Actual Enrollment : 5 participants
Intervention Model: Single Group Assignment
Masking: None (Open Label)
Primary Purpose: Treatment
Official Title: Can Urinary Incontinence be Treated in an In-patient Rehabilitation Setting?
Study Start Date : January 2012
Actual Primary Completion Date : December 2013
Actual Study Completion Date : December 2013

Resource links provided by the National Library of Medicine

Arm Intervention/treatment
Experimental: Pelvic Floor muscle Training
educational class for behavioral modification and group exercise class for pelvic floor muscle training
Behavioral: pelvic floor muscle training
behavioral modification and pelvic floor muscle training

Primary Outcome Measures :
  1. Number of urinary incontinent episodes [ Time Frame: per day ]

Secondary Outcome Measures :
  1. Urinary incontinence severity [ Time Frame: participants will be followed for the duration of their hospital stay, an average of 2 weeks ]
    Sandvick Severity Scale

  2. ICIQ-SF [ Time Frame: participants will be followed for the duration of their hospital stay, average of 2 weeks ]
    quality of life

Information from the National Library of Medicine

Choosing to participate in a study is an important personal decision. Talk with your doctor and family members or friends about deciding to join a study. To learn more about this study, you or your doctor may contact the study research staff using the contacts provided below. For general information, Learn About Clinical Studies.

Ages Eligible for Study:   18 Years to 99 Years   (Adult, Older Adult)
Sexes Eligible for Study:   Female
Accepts Healthy Volunteers:   No

Inclusion Criteria:
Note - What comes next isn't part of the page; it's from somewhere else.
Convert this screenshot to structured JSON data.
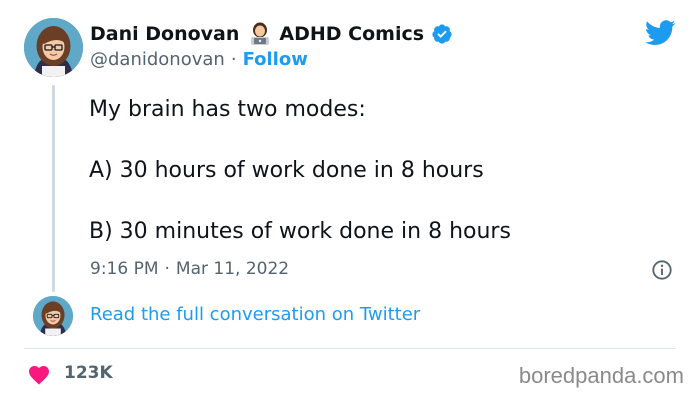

Inclusion includes English-speaking women over the age of 18 who have been admitted to the Rehabilitation Institute of Chicago with reports of urinary incontinence in the past 3 months. Those who report "yes" to the screening questions who fit the above criteria will be screened by the principal investigator to ensure they fall into the criteria.

Exclusion Criteria:

Non-English speaking women under the age of 18, or those that do not give consent to participate in the study will not be enrolled. Also excluded will be any woman who has any chance of being pregnant or having an active urinary tract infection. No women with active infection lesions, unknown vaginal bleeding or those who have never had any kind of pelvic examination will be included in the study. Other exclusion criteria include women with a neurogenic bladder or admission FIM scores on sections Comprehension and Memory of below 4. Women with reports of significant pelvic pain or recent pelvic surgery or radiation or post-partum in last 6 months will be excluded.

Information from the National Library of Medicine

To learn more about this study, you or your doctor may contact the study research staff using the contact information provided by the sponsor.

Please refer to this study by its identifier (NCT number): NCT01499784

Sponsors and Collaborators
Anne Deutsch
Shirley Ryan AbilityLab
Study Director: Laura Pickering, PT Shirley Ryan AbilityLab

Responsible Party: Anne Deutsch, Principal Investigator, Shirley Ryan AbilityLab Identifier: NCT01499784     History of Changes
Other Study ID Numbers: 61418
First Posted: December 26, 2011    Key Record Dates
Last Update Posted: October 27, 2015
Last Verified: October 2015

Additional relevant MeSH terms:
Urinary Incontinence
Urination Disorders
Urologic Diseases
Lower Urinary Tract Symptoms
Urological Manifestations
Signs and Symptoms
Behavioral Symptoms
Elimination Disorders
Mental Disorders